====== EXTRACTED MATERIAL ======
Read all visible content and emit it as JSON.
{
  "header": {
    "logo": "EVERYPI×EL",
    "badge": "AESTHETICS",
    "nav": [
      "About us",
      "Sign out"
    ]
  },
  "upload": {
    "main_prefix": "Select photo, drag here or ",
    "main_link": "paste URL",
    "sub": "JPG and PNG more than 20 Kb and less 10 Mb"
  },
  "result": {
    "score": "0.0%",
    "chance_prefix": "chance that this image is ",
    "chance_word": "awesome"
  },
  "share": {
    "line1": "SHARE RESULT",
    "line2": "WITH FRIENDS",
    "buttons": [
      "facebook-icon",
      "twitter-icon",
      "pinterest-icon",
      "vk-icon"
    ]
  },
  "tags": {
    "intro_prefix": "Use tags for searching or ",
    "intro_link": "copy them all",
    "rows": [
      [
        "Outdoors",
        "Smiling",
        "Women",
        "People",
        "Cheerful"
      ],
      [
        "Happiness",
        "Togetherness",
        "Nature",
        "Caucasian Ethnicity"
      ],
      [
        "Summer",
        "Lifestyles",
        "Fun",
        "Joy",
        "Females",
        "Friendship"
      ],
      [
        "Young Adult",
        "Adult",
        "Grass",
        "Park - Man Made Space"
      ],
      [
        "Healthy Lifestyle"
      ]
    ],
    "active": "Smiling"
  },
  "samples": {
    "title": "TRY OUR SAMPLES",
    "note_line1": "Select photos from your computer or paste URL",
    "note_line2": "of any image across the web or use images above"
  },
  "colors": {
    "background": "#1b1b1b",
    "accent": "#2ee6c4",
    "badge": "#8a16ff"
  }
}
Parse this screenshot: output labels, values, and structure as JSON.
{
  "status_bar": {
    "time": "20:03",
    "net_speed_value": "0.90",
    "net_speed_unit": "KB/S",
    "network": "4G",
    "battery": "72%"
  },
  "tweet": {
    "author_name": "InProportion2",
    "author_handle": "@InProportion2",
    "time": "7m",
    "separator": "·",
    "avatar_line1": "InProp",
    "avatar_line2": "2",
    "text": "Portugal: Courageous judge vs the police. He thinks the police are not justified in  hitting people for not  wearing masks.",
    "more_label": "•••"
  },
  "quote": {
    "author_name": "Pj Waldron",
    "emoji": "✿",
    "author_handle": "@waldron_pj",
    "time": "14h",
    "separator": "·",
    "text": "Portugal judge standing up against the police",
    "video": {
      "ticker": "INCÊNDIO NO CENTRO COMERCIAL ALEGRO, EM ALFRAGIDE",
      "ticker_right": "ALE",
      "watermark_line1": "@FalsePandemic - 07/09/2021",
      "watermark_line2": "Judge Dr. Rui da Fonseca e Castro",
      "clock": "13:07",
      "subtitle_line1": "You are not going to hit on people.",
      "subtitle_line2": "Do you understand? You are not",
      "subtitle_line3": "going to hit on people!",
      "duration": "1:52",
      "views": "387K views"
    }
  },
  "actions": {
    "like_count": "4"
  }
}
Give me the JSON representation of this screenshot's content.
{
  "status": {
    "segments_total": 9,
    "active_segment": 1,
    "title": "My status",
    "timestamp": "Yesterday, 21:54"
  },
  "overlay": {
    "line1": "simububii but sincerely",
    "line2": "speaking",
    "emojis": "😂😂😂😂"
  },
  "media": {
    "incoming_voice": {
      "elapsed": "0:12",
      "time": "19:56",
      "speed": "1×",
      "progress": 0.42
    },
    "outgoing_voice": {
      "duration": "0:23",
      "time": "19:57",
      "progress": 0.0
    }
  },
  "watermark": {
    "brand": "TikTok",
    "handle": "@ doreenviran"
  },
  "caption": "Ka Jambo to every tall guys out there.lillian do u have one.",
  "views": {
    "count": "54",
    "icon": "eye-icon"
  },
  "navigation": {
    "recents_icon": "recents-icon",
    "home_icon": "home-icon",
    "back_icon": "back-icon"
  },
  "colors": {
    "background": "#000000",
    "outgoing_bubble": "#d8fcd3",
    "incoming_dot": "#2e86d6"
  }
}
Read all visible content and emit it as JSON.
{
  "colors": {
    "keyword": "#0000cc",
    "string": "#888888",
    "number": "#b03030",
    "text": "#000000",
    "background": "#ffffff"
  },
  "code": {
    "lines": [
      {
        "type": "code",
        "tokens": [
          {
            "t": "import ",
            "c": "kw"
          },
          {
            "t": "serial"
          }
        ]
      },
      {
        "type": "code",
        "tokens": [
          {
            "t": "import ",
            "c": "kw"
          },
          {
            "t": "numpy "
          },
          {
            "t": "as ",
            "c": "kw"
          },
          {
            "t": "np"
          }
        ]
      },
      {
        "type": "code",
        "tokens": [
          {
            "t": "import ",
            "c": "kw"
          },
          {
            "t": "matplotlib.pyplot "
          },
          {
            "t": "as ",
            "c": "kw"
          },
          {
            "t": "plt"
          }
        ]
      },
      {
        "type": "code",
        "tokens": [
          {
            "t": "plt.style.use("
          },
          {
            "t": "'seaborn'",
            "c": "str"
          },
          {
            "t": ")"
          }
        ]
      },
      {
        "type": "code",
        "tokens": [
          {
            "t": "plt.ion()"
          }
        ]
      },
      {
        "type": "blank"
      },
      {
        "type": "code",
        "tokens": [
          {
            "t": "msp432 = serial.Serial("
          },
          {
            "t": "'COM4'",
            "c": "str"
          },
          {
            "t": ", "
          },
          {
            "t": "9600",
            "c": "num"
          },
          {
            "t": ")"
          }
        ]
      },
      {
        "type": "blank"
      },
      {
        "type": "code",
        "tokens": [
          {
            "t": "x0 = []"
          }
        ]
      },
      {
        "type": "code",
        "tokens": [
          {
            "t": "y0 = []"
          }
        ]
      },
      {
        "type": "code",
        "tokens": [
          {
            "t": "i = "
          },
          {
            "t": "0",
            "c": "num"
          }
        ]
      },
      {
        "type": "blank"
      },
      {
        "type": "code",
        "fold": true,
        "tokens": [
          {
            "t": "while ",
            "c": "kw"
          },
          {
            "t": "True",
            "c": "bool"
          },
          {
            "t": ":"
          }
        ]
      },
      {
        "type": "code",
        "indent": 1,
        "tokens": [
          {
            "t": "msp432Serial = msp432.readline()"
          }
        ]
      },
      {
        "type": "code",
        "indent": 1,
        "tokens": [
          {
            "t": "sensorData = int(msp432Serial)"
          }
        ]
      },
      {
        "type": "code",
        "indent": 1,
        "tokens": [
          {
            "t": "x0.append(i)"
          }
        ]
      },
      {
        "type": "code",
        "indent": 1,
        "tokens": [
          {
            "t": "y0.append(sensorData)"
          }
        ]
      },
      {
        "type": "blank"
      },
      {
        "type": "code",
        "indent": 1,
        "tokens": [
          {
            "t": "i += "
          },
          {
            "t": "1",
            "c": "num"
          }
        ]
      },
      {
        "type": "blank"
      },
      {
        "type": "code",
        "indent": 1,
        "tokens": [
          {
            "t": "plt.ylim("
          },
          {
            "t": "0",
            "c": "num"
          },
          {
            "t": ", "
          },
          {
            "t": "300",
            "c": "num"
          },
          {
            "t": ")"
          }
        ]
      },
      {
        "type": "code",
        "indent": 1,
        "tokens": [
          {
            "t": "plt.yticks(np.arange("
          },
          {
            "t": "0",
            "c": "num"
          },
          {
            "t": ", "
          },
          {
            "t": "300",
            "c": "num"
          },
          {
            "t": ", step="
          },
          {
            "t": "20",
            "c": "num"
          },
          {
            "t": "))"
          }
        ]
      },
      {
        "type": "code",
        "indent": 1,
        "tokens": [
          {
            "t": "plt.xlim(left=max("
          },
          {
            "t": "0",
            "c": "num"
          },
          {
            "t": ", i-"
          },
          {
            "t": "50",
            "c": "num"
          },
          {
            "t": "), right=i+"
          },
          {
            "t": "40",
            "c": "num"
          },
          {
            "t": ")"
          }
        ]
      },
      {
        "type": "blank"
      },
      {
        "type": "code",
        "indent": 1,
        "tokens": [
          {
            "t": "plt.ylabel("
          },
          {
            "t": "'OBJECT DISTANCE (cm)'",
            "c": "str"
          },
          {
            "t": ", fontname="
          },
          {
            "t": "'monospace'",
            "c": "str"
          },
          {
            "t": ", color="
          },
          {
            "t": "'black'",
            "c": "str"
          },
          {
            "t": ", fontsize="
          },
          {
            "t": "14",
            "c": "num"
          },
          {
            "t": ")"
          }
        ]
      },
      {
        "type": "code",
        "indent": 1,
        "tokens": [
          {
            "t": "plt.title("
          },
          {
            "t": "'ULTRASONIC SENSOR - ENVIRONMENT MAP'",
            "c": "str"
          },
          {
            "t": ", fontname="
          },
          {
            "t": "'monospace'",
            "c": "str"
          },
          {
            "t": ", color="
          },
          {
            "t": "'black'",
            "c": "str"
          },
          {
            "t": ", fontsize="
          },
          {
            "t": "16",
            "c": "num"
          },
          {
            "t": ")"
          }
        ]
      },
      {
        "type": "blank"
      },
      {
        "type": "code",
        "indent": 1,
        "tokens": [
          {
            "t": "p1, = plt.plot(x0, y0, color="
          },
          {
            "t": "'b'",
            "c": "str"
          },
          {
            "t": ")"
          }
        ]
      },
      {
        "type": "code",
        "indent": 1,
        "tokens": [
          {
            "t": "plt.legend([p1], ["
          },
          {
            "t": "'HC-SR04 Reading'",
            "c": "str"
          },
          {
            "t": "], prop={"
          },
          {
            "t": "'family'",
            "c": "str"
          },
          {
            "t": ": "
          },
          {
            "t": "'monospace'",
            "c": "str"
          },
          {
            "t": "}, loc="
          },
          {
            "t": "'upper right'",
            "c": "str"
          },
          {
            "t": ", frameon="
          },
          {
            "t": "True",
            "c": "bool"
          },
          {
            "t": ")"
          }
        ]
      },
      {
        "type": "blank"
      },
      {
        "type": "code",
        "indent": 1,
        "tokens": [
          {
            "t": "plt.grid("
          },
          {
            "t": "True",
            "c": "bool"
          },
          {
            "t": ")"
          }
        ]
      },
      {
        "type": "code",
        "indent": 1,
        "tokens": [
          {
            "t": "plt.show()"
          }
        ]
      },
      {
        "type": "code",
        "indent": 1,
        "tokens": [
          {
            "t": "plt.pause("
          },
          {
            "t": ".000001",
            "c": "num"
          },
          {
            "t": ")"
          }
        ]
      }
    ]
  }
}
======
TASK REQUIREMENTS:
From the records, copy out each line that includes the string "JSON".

FINISHED TASK:
Read all visible content and emit it as JSON.
Parse this screenshot: output labels, values, and structure as JSON.
Give me the JSON representation of this screenshot's content.
Read all visible content and emit it as JSON.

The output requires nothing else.